Speaking of utilities, Berkshire Hathaway Energy another one of Buffett’s subsidiaries, produces about 30 megawatts of power annually. Although ⅓ of this is related to solar and other renewables (wind, geothermal and nuclear), the remaining ⅔ are natural gas and coal. Up until this point, his utilities have been operating as virtual monopolies, with no local competition. As Tesla quickly equips its growing store network with Powerwalls and solar roofs, its vision for a distributed energy system will begin competing for customers. Berkshire Hathaway Energy posted $17.9B or 8% of Berkshire’s in 2016 revenue.
Meanwhile... McLane, a supply chain services company that Buffett acquired from Walmart in 2003, operates a network of more than 3,700 tractor-trailer trucks, delivering groceries and consumer staples across the US. This logistics business will have to adapt to the advent of self-driving trucks, and will inevitably become of a customer of Tesla (purchasing its Semi) or compete with someone who is. McLane comprised $48.1B or 21.5% of Berkshire’s 2016 revenue.
Above: Buffet's semi truck company, McLane (Source: Mclane)

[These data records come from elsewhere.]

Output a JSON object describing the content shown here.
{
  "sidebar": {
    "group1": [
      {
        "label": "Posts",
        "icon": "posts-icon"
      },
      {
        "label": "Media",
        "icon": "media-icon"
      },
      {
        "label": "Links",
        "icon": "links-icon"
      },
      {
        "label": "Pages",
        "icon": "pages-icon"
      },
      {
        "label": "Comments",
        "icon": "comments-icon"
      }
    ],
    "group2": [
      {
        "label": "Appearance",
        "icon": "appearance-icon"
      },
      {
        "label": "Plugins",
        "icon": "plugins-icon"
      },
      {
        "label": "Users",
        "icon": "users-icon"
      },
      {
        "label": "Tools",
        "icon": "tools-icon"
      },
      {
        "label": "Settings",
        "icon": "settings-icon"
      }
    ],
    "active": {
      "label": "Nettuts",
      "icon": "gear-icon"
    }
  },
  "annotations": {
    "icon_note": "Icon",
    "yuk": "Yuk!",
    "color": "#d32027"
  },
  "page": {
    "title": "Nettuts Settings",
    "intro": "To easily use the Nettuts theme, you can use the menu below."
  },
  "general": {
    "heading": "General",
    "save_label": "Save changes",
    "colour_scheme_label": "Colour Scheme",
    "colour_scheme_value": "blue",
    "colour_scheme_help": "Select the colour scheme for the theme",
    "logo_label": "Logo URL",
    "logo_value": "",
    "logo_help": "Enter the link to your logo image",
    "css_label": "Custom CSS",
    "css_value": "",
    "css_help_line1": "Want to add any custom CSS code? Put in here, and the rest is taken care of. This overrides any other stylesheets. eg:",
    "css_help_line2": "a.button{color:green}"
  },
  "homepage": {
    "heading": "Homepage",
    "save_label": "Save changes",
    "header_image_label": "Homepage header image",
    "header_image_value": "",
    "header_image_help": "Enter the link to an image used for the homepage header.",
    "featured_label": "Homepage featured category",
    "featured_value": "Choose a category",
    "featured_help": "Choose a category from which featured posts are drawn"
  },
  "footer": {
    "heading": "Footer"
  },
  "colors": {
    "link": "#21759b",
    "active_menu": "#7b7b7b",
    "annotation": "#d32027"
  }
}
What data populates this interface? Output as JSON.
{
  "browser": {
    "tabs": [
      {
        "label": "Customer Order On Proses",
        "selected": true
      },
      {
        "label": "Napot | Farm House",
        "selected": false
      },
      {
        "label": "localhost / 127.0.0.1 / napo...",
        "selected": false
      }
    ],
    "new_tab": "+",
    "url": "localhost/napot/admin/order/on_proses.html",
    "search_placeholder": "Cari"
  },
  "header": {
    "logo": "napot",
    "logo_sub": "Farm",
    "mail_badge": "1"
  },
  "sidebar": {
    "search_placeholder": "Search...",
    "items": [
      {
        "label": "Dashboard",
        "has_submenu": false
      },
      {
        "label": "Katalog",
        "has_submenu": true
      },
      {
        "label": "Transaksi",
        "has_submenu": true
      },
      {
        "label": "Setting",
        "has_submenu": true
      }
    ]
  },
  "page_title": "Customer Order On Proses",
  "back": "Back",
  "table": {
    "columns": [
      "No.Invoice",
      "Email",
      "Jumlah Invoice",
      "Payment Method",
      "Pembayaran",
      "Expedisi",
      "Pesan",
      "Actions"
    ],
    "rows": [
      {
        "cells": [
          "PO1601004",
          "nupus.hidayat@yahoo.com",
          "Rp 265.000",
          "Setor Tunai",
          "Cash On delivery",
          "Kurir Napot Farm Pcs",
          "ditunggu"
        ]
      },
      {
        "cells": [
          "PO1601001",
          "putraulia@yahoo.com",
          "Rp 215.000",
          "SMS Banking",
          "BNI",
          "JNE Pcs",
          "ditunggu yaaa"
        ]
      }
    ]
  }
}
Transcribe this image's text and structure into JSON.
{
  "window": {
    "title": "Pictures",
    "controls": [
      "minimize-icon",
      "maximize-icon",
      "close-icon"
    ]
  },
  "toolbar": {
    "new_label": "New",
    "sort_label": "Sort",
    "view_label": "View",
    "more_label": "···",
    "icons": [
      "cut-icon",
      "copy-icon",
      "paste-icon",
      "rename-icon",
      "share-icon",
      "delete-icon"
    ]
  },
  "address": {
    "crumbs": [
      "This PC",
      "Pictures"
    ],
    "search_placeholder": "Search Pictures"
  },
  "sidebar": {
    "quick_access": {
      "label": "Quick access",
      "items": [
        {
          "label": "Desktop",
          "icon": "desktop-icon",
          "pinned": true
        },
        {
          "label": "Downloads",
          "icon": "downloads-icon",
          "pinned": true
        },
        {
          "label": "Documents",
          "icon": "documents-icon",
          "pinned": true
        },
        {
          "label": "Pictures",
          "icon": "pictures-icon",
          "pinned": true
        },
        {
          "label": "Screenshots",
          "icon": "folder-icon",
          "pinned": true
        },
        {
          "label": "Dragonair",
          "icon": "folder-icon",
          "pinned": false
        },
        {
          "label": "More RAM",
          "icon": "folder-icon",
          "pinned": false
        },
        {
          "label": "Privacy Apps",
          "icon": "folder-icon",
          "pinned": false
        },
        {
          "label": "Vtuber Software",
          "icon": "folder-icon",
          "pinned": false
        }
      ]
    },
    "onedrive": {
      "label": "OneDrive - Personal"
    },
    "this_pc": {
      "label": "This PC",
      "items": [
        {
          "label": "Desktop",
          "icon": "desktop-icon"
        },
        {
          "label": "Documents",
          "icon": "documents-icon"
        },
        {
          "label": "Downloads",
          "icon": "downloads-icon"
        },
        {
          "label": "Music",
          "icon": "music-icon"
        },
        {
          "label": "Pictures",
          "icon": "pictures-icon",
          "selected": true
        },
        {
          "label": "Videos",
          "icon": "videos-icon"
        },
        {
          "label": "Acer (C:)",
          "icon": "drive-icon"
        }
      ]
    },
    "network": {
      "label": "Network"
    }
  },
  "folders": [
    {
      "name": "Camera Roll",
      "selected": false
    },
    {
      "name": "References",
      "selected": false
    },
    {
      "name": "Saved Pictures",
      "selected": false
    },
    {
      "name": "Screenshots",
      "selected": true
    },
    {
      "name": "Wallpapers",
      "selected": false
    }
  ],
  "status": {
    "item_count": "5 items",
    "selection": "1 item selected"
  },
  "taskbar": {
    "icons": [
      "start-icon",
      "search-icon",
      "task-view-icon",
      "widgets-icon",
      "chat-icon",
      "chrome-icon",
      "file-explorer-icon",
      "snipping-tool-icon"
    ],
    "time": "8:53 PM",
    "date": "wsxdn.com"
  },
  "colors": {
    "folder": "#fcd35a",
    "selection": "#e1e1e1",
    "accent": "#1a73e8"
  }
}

In total, these four businesses lines represent nearly 50% of Berkshire’s 2016 revenue. Based on the trajectory of Tesla and the company’s ambitious growth plans, it looks like a very large chunk of Buffett’s business is becoming less relevant by the day.
These are just a few examples of how Buffett stands to compete with Musk in the next decade. If one digs deeper, there are even more businesses that Berkshire owns, such as freight car leasing, and franchised auto dealerships, that will decline as Tesla’s vision is realized. To hedge against this risk, I believe Warren Buffett should take a position in Tesla. Whether it’s today, or in the midst of our next recession, Buffett needs to develop a strategy to start acquiring shares.
Above: Tesla is challenging the franchise dealership model (Image: erpec news live)
Elon Musk is perhaps the greatest innovator of our era, and at 45, his best days lie ahead. The combination of Musk's vision and Buffett’s capital, would make an unparalleled duo. Much of the risk in Tesla is simply that the company requires billions of upfront CAPEX to scale its production capacity. These cash flow needs will dwarf the company’s profits for the next 3-4 years as production scales more than 10X from under 100,000 units per year, to 1M+ beyond 2020. Buffett’s fiscal support could serve to both accelerate Tesla’s production timeline, and de-risk the balance sheet. Less than 10% of Berkshire’s $49B cash pile would be plenty to make it all happen.
Although Tesla’s stretched balance sheet, history of operating losses and no near term plans for profit seem to entirely contradict Buffett’s typical investing approach, we think an exception could be made. Buffett and Munger frequently cite mistakes of omission as their greatest blunders. During the 2017 Shareholders Meeting both sung the praises of Jeff Bezos and the Alphabet founders. In 10 years I worry they will be saying the same thing about Musk, as Tesla executes on its long-term mission of electrifying both the energy and transportation industries.
Above: Author explains his rationale for why Warren Buffett should consider buying into Tesla (Youtube: HyperChange TV)
Tesla will be Berkshire’s biggest mistake of omission ever. Not only because Buffett will be missing out on the creation of the greatest American brand of the 21st century (my guess), but because Tesla is on its way to competing with nearly half of Berkshire’s business.
This article (and video) are purely the author's opinion and should not be regarded as factual information. Author is not a financial advisor. This is not a recommendation to buy or sell securities. Do not assume any facts and numbers in this video are accurate. Always do your own due diligence. As of 5/17/2017 HyperChange host (Galileo Russell) is invested in shares of Tesla [NASDAQ: TSLA].